[M]y involvement in this case is not about Mr. Pleau. It is not about the terrible ordeal of the Main family. And it is not about my personal feelings or opinions. It is about maintaining and protecting the sovereignty and laws of the state I was elected to govern.

Lincoln D. Chafee, . . . Governor of Rhode Island

Nick Snow was diagnosed with neuroblastoma, a rare and deadly form of cancer, at the age of six. After undergoing “chemotherapies, surgeries, four types of radiation, a bone marrow transplant and many experimental therapies,” Nick saw his cancer finally go into remission six years after diagnosis. Twice during this grueling ordeal, doctors told Nick that he would soon die and enrolled him in a hospice program. Unexpectedly, Nick’s general health improved during hospice treatment, enabling him to resume the fight against his cancer. Under then-existing federal laws, Nick’s improved health and decision to seek a long-term cure simultaneously rendered him ineligible for hospice services. As this Note discusses and as Nick Snow explained in his own words, this legally mandated result is unsatisfactory.

In 2006, Eduardo Alba-Flores was arrested for importing methamphetamine into the country from Mexico. Importing methamphetamine carries a ten-year minimum sentence, but first-time offenders who meet certain conditions are exempt from this mandatory minimum. Unfortunately, Alba-Flores was ineligible because he was on probation at the time for driving with a suspended license earlier that year. Alba-Flores convinced the state court to retroactively modify his probation term so that he served less than a year of it, hoping that this would make him eligible for an exemption from the mandatory ten-year sentence his drug crime carried. In 2009, the Ninth Circuit held that, because he was in fact on probation when he committed the federal drug crime, the state’s retroactive change did not affect his mandatory minimum sentence eligibility.

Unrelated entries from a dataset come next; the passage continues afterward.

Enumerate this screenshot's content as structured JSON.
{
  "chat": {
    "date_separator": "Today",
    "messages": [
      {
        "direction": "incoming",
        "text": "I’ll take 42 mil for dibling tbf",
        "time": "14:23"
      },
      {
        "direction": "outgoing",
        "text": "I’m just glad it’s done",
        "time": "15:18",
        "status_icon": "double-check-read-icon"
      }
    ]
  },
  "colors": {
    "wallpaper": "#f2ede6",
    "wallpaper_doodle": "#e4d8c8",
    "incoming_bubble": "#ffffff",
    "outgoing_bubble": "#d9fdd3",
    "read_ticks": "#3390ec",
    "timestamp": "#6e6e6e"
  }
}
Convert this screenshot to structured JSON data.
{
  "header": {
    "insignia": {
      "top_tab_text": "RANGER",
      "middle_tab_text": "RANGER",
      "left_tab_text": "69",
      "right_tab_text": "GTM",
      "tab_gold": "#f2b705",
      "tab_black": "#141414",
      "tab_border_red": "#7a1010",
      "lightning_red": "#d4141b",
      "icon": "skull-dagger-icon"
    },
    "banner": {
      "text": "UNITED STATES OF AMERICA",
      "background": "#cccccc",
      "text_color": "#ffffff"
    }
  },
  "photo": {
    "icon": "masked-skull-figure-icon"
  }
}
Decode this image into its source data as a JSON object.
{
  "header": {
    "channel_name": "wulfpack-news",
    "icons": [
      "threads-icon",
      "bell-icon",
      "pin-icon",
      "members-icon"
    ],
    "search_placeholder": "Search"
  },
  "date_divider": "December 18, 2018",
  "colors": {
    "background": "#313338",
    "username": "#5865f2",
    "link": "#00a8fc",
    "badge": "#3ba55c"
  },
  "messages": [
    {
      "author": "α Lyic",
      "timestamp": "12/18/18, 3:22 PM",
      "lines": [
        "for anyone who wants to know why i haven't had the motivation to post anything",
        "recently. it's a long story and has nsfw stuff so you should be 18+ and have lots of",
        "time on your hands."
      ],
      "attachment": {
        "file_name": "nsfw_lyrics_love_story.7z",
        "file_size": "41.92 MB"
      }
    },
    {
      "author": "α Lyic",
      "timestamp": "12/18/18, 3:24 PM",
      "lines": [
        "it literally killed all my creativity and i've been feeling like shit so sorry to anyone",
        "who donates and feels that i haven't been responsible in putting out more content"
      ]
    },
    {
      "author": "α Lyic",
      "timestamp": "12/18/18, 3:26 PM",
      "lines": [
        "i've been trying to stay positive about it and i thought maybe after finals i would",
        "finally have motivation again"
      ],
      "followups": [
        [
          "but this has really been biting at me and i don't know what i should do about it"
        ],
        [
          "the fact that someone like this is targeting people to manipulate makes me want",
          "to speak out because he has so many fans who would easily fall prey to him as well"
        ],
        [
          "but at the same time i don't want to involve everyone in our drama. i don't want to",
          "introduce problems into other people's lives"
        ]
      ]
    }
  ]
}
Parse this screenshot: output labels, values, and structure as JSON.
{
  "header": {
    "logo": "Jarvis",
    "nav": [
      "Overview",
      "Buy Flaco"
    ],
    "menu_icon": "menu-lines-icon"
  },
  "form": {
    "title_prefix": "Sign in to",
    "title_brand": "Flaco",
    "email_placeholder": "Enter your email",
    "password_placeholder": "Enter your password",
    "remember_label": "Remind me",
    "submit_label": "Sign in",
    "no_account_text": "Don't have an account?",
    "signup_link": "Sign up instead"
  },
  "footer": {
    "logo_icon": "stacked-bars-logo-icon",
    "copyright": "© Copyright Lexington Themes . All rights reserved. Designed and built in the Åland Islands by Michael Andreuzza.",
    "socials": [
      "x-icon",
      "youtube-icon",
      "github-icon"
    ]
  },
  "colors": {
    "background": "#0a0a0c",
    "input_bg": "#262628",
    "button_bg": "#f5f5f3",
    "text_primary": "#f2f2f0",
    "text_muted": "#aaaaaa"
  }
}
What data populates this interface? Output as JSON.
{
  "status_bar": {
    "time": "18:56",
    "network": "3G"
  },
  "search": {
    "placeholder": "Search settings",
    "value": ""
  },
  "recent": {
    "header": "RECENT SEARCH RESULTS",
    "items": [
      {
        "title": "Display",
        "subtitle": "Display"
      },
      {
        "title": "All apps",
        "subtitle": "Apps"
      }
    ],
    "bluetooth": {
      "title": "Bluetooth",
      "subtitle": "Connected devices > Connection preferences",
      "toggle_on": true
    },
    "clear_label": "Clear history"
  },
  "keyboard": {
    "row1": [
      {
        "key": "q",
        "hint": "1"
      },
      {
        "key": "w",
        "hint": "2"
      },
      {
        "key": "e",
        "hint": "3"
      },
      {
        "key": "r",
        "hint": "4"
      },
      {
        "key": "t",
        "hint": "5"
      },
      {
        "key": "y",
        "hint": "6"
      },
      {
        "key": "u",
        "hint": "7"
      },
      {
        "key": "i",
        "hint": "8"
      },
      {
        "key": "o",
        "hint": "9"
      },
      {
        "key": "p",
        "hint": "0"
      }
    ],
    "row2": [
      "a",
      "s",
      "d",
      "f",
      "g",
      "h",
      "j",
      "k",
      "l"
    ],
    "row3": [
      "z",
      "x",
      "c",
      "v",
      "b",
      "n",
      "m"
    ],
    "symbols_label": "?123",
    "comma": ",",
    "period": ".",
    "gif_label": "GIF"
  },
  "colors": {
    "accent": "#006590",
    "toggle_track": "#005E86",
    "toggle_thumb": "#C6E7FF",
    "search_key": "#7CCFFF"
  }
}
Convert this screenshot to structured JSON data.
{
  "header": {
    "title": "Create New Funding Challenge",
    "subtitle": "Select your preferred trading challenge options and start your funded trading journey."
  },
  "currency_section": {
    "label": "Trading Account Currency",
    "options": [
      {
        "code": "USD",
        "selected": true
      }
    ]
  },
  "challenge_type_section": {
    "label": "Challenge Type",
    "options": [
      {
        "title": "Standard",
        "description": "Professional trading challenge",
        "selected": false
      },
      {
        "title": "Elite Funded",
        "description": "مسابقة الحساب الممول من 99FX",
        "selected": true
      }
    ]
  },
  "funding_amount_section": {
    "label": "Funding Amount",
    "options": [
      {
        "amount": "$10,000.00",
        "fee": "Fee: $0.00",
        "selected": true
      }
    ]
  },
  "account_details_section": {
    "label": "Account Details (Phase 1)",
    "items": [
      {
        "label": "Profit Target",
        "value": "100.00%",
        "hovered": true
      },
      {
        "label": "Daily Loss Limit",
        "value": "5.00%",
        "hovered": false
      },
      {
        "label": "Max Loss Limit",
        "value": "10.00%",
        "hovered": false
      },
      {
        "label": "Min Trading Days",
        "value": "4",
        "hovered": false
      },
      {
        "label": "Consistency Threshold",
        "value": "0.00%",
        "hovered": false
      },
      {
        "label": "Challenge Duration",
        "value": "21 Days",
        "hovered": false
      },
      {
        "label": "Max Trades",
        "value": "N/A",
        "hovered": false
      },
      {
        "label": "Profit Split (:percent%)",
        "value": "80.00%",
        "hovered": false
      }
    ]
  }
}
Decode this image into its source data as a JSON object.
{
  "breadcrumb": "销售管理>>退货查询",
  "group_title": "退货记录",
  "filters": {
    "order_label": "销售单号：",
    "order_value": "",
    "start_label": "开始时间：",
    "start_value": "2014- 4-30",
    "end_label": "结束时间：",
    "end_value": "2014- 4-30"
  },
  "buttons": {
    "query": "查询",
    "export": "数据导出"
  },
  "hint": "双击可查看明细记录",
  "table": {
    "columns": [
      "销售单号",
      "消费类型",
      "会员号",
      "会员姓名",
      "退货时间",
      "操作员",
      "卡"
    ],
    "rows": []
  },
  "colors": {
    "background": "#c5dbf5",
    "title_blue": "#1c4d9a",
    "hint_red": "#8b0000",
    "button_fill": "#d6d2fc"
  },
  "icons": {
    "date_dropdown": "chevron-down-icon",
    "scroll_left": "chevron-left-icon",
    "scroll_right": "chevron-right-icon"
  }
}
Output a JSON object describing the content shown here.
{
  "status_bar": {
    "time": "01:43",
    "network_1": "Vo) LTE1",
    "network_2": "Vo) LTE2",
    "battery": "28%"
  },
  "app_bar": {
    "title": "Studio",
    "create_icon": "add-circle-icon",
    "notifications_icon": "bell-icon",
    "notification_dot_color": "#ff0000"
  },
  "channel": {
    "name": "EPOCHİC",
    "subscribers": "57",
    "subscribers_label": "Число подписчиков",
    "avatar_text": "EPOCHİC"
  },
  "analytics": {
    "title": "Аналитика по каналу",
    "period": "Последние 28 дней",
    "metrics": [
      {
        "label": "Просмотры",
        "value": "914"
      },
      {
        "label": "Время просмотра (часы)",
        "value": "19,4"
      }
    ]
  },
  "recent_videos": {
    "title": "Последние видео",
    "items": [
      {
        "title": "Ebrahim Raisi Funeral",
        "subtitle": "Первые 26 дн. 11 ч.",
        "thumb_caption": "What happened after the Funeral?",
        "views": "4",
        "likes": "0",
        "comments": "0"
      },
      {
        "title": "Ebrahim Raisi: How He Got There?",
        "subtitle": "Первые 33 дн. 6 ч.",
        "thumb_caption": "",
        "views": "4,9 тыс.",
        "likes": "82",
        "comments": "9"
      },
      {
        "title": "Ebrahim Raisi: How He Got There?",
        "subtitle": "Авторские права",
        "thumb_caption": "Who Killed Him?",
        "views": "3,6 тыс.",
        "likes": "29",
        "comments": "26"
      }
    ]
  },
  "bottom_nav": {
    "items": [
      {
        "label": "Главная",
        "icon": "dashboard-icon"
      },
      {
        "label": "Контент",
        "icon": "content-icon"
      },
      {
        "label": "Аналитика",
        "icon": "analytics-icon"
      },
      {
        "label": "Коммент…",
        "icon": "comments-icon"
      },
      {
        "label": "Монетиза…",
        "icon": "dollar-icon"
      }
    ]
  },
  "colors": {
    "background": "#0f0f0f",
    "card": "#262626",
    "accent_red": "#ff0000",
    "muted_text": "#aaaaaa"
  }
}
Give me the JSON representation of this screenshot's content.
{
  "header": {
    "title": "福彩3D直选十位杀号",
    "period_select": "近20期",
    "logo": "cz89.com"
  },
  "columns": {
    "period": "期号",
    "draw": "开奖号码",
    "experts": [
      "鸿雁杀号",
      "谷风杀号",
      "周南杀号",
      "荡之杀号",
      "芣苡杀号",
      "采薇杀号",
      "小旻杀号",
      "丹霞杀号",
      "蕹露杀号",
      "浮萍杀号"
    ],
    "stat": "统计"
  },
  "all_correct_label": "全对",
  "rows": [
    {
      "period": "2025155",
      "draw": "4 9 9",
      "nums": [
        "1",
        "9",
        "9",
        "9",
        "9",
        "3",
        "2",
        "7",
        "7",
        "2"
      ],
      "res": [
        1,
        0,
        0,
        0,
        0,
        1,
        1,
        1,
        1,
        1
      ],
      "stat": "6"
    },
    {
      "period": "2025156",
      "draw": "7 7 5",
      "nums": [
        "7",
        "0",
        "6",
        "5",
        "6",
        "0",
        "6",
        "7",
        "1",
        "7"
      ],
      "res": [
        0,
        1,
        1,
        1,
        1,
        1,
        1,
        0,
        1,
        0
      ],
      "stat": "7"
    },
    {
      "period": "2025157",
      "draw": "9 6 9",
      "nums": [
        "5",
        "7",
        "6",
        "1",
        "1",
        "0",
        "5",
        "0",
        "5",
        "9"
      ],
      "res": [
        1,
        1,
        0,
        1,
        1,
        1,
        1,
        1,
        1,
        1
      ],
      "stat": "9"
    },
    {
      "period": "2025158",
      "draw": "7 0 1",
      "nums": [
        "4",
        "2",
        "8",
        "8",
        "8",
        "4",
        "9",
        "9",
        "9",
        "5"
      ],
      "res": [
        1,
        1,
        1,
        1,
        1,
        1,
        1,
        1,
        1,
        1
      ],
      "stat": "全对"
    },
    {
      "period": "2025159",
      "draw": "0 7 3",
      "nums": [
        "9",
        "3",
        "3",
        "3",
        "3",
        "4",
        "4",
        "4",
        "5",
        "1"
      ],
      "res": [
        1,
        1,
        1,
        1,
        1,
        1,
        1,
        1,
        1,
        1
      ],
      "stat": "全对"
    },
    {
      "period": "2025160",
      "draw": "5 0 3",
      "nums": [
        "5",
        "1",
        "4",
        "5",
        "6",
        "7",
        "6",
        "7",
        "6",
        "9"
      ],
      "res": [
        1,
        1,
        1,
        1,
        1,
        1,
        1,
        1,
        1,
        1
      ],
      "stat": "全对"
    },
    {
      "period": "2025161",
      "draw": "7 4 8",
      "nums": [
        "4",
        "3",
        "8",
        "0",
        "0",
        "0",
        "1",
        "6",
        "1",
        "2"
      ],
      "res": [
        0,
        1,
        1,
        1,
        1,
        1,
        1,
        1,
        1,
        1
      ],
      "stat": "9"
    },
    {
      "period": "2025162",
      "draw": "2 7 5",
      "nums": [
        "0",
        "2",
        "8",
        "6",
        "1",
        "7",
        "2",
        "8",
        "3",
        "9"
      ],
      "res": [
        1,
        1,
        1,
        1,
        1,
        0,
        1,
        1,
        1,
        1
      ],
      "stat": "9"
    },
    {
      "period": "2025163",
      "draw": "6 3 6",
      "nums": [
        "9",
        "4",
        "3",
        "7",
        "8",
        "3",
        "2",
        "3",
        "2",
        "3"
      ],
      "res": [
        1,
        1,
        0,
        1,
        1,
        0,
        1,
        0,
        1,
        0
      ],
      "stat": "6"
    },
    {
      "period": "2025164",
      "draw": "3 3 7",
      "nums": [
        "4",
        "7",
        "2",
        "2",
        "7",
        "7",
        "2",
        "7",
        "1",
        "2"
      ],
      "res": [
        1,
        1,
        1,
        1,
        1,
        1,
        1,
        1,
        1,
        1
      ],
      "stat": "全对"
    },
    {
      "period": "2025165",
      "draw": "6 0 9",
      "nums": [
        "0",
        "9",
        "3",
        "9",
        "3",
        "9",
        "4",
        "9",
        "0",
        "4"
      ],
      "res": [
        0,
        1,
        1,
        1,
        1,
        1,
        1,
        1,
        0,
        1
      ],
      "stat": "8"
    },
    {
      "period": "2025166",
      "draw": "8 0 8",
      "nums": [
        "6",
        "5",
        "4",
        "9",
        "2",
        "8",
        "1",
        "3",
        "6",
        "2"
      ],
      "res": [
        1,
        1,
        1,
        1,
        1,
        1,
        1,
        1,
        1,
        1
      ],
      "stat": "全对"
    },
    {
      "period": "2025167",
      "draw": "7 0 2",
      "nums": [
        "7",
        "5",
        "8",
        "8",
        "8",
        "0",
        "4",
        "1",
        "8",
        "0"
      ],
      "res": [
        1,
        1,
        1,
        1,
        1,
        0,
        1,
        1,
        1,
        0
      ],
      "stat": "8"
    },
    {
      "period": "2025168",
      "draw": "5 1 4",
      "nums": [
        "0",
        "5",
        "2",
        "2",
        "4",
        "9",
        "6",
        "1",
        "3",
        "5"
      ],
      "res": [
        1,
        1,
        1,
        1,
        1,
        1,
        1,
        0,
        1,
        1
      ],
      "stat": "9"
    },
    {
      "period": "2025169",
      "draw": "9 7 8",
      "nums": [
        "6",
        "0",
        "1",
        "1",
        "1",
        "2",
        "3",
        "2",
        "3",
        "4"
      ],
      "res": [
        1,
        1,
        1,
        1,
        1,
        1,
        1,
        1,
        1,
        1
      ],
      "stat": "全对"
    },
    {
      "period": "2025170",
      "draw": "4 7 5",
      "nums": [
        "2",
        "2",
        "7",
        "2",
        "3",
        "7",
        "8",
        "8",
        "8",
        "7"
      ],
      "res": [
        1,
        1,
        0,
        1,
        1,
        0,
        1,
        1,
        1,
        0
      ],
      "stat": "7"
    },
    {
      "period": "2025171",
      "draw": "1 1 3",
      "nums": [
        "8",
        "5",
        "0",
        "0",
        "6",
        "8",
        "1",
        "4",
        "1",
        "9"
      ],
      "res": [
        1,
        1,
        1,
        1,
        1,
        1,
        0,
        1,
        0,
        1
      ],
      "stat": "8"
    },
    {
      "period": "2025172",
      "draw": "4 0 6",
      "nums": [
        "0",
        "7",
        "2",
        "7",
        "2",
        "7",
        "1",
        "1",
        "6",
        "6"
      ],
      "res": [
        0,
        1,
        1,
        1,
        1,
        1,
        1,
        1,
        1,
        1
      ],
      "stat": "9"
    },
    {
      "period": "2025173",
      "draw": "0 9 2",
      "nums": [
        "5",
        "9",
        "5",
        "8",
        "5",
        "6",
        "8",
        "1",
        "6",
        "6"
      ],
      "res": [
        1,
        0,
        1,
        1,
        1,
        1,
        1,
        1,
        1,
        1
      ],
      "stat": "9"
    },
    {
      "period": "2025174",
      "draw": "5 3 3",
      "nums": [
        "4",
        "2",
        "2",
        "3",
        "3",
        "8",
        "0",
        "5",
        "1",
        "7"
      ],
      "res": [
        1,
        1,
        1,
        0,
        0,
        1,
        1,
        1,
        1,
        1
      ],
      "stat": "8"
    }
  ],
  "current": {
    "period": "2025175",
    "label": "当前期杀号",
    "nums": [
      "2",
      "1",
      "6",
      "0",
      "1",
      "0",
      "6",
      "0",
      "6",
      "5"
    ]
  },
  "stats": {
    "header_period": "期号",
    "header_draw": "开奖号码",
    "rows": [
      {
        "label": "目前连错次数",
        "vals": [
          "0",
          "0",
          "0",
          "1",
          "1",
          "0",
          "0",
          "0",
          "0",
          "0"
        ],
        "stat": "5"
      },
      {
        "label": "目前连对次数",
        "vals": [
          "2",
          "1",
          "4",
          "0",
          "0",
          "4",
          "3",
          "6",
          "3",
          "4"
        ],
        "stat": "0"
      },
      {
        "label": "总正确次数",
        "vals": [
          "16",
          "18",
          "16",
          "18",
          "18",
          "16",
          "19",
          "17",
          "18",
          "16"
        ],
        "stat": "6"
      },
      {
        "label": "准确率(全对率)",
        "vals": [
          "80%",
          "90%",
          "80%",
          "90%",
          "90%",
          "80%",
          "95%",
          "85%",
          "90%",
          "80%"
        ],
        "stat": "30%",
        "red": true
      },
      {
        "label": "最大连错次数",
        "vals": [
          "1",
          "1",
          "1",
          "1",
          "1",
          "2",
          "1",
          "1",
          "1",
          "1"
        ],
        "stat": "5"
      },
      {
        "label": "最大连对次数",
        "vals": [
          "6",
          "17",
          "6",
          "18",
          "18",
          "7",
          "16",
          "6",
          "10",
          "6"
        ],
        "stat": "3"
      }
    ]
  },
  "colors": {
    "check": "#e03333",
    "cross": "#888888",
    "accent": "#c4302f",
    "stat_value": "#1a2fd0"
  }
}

As of the time this article was written, Alba-Flores is still serving his ten-year sentence.